Apple's iPod, "blows away mobile music challengers", according to analysts at Strategy Analytics

While the mobile telecoms industry wants very much to take a slice of Apple's digital music market share, their first-generation devices don['t meet the grade, the analysts said, on the basis of sound quality and usability.

Strategy Analytics' advanced buyer panel performed head-to-head benchmark tests against the iPod and also four leading mobile music-enabled devices: Samsung E720, O2 XM, SEMC V800 and the SPV500.

'Must do better'

Chris Ambrosio, Vice President of device research, added, "With a 20-plus point performance gap in perceived music quality, handset vendors and operators must do better to realize their visions of mobile music revenues and share support."

He observed a massive gap between the usability and sound reproduction consumers demand, and the product offerings available to the market today.

"The next wave of devices from Sony Ericsson (Walkman W600) and Motorola, among others, will have to cross the quality chasm, and provide dedicated music hardware to overcome the weaknesses of these first generation products," he warned.

'Mobile music must be interoperable'

Meanwhile at the Music 2.0 conference in the US, music industry analysts observed that, despite the proliferation of mobile phones, the concept of mobile music "speaks to a different segment" of the population.

Jonas Gerber, vice president of business development for ringtone firm Moderati: "Carriers are still working with a 'walled garden' approach to mobile music, creating impenetrable silos that could create customer adoption issues," he said, according to Digital Music News.

"Gerber believes that interoperability is the key to opening up the US market, using the example of SMS text messaging."

Technology plays catch-up

Bandwidth and battery life remain major hurdles to multimedia device. "The iPod has roughly four times the battery life of the average cell phone."

"For now, most agree that the mobile music won't be replacing the iPod anytime soon," the report concludes.

A recent report from the Informa Group also doused mobile operators music dreams.

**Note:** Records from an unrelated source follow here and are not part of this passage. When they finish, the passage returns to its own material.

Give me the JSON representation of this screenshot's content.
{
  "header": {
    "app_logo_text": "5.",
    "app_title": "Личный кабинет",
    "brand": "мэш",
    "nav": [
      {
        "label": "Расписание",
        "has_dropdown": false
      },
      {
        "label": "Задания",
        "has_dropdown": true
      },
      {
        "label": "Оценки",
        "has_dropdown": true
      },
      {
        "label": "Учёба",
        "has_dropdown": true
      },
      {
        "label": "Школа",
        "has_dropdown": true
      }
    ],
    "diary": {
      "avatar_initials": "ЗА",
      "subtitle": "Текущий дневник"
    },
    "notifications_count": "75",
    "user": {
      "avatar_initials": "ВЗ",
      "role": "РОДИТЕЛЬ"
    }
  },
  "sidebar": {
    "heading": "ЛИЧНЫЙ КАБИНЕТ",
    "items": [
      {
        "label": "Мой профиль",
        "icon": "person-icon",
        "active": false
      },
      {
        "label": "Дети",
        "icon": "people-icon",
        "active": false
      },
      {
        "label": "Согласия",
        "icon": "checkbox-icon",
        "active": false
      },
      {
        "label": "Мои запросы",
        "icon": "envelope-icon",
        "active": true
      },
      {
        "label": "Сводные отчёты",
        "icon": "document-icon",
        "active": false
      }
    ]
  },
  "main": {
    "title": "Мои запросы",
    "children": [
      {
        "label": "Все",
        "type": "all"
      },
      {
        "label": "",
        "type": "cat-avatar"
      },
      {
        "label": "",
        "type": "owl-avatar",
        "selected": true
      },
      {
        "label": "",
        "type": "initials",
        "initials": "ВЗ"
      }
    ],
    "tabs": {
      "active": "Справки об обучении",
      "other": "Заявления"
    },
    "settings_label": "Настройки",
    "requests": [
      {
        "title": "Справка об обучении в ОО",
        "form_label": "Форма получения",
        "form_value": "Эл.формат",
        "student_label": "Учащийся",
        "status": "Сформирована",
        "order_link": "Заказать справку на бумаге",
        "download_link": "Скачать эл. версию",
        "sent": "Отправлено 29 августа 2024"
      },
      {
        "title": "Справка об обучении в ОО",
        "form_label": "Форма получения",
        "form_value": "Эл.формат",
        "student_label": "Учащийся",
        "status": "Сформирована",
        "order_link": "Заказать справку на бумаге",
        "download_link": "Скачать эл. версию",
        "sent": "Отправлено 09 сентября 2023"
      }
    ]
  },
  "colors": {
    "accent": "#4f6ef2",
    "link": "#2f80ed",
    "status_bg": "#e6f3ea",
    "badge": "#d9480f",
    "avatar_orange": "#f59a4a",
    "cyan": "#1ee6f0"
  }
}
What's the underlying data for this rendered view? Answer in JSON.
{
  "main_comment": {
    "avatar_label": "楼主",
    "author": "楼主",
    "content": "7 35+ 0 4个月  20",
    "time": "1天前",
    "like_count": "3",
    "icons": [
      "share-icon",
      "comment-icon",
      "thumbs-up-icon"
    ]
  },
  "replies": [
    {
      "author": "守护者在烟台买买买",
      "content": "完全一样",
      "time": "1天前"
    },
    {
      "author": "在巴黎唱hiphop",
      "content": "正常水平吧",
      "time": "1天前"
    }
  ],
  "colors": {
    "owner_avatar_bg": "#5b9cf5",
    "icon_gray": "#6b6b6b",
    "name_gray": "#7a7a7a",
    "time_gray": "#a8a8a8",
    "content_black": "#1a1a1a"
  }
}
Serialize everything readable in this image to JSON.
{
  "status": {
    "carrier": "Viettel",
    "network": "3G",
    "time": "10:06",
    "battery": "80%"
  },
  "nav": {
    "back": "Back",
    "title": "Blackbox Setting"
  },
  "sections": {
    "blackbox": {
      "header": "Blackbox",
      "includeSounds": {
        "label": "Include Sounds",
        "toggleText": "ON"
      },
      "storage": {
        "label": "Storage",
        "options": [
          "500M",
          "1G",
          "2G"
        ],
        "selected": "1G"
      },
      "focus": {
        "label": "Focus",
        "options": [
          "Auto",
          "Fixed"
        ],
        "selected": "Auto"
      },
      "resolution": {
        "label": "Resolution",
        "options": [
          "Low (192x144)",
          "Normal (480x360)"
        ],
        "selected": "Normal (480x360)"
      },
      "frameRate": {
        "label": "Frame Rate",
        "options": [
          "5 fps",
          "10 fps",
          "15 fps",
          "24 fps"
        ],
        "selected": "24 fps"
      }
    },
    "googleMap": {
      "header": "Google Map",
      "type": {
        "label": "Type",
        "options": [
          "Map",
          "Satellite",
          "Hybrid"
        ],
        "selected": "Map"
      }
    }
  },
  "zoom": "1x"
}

"Just as cameraphones did not suddenly destroy the digital camera business, MP3-enabled phones will not seriously damage the digital music player market in the immediate future," the analysts said.